===== PROVIDED DATA
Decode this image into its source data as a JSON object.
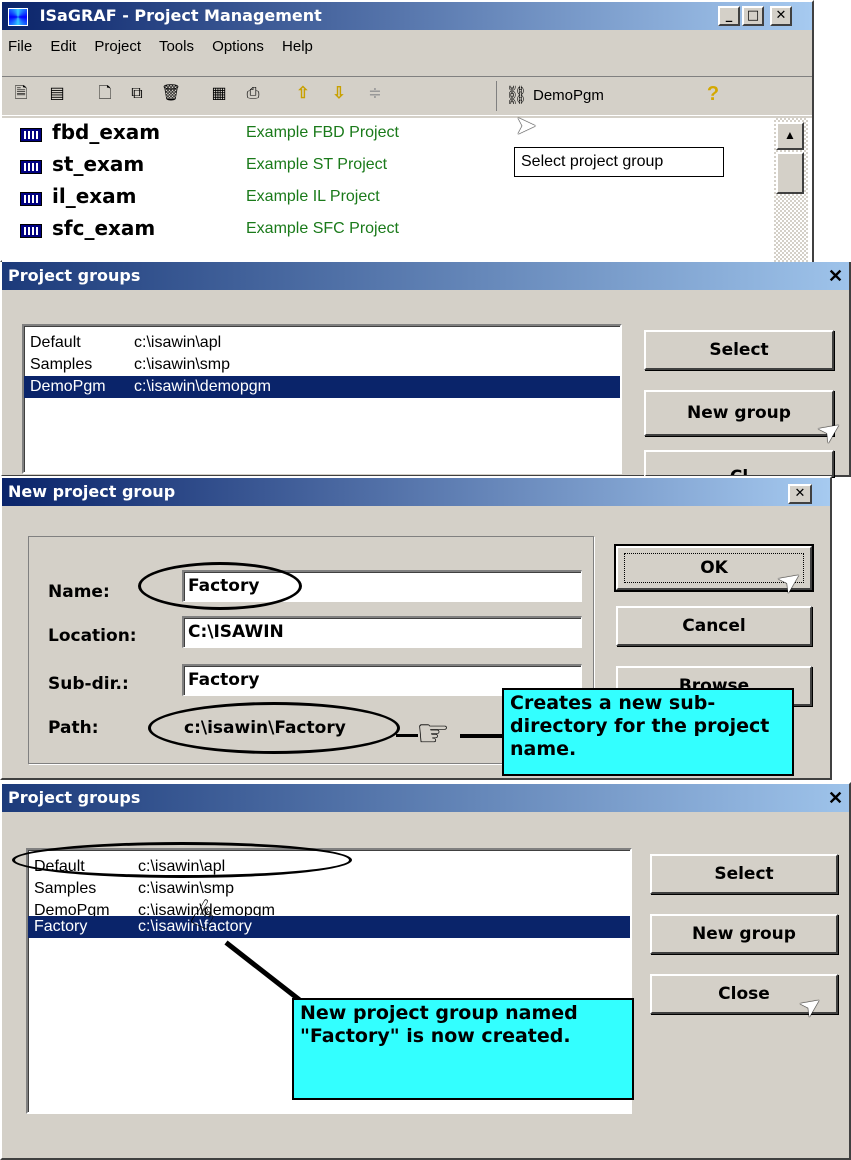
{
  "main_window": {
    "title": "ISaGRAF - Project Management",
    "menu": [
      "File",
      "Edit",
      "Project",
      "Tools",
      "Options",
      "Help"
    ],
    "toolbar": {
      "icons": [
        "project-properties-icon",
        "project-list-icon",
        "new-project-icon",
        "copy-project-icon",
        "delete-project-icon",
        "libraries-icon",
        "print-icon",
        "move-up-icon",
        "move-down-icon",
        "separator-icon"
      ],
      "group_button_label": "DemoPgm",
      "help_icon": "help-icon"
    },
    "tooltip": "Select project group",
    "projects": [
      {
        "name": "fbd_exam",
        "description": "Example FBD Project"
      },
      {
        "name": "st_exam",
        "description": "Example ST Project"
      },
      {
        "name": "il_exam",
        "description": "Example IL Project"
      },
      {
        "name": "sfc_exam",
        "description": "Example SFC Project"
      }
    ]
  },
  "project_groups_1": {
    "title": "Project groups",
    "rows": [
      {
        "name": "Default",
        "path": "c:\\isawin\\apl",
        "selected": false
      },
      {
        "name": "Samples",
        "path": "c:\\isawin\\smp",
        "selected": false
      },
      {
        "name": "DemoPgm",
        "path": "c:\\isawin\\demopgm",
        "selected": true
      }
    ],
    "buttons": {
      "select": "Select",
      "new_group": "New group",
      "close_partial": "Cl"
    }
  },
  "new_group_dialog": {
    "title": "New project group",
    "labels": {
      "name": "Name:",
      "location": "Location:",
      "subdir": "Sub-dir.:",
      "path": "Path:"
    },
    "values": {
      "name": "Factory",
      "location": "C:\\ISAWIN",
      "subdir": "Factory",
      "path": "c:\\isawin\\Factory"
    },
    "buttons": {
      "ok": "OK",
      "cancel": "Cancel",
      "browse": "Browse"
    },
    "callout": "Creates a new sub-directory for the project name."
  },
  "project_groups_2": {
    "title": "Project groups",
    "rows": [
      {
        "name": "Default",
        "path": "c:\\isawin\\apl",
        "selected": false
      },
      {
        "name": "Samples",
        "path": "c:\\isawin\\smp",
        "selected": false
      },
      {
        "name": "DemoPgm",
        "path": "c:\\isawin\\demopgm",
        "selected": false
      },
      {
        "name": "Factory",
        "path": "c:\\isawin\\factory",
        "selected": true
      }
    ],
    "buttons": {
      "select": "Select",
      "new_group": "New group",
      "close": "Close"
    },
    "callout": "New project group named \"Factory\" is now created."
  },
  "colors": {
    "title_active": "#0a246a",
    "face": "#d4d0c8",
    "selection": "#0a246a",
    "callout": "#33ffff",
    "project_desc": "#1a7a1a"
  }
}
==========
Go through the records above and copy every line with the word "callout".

#### [ANSWER TO THIS TASK]
    "callout": "Creates a new sub-directory for the project name."
    "callout": "New project group named \"Factory\" is now created."
    "callout": "#33ffff",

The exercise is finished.